In this day and age of expediency, nobody wants to be that person holding up the grocery line with a pesky check. But according to this Yahoo! article, there are times – seven to be exact – when you shouldn’t swipe your credit card.
There’s no need to rattle off the entire list, but there’s a clear theme throughout: It’s difficult to make well-planned financial decisions on the fly. There are a lot of upshots to credit card use that you, the credit card holder, need to anticipate before you buy. They have your best interest at heart, and they can be necessary when you make big purchases (with big rewards): spend two minutes at the register and you’ll learn a lot more. And the two minutes you’re at the register just isn’t enough time to be a savvy financial planner.

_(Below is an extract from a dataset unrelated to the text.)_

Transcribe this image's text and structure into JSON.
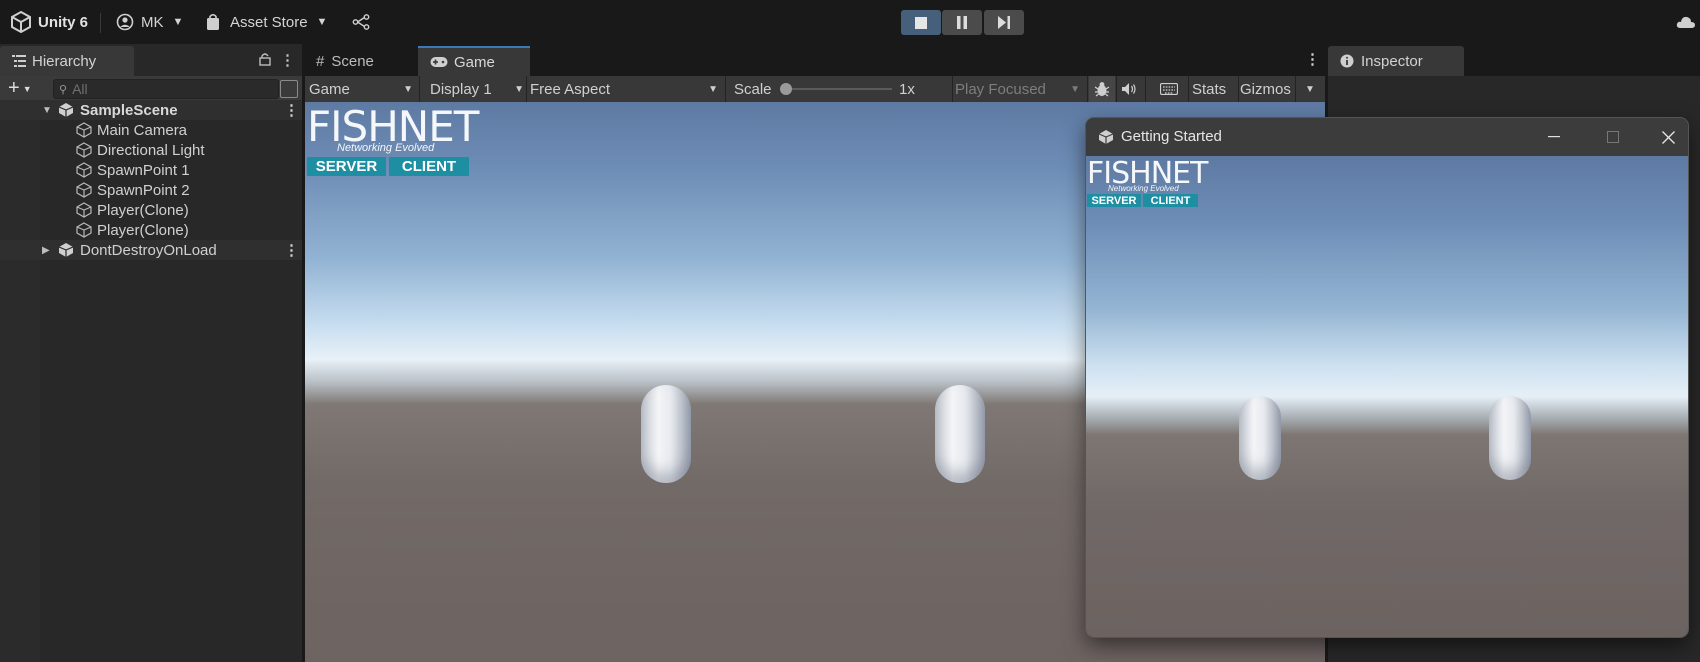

Not only are credit cards convenient, but they’re also a great way to account for your finances ... if you swipe with care. For an overwhelming amount of people, a credit card is just a vehicle for procrastination. They have an “I’ll-worry-about-it-later” attitude with little regard for the hole they’re digging for themselves. With a little TLC, a credit card can become your best friend, especially during those big buys.
There’s one other time to avoid credit cards in addition to this savvy list: If you get a notice that your rate will go “way” up. “That’s basically a notice that you should stop using your card,” says Lauren Bowne, a staff attorney with Consumers Union. Although the Credit CARD Act of 2009 says that credit card companies have to give you 45 days’ notice before your rate goes up, there’s a quirk in the law. The new rate actually applies to purchases starting on the 14th day after you get the notice. This is the time to negotiate with your credit card company, switch to a different company with a lower interest rate, or put yourself on a credit fast.
Don’t let your finances wander away from your comfort zone. Do your research; plan, plan, plan. It takes a little longer than a swipe, but it will save you a fortune and a lot of stress. And that’s what we all want.
Remember that you can talk, in person, with your local community bank or credit union provider about your credit card options. We’re here to help.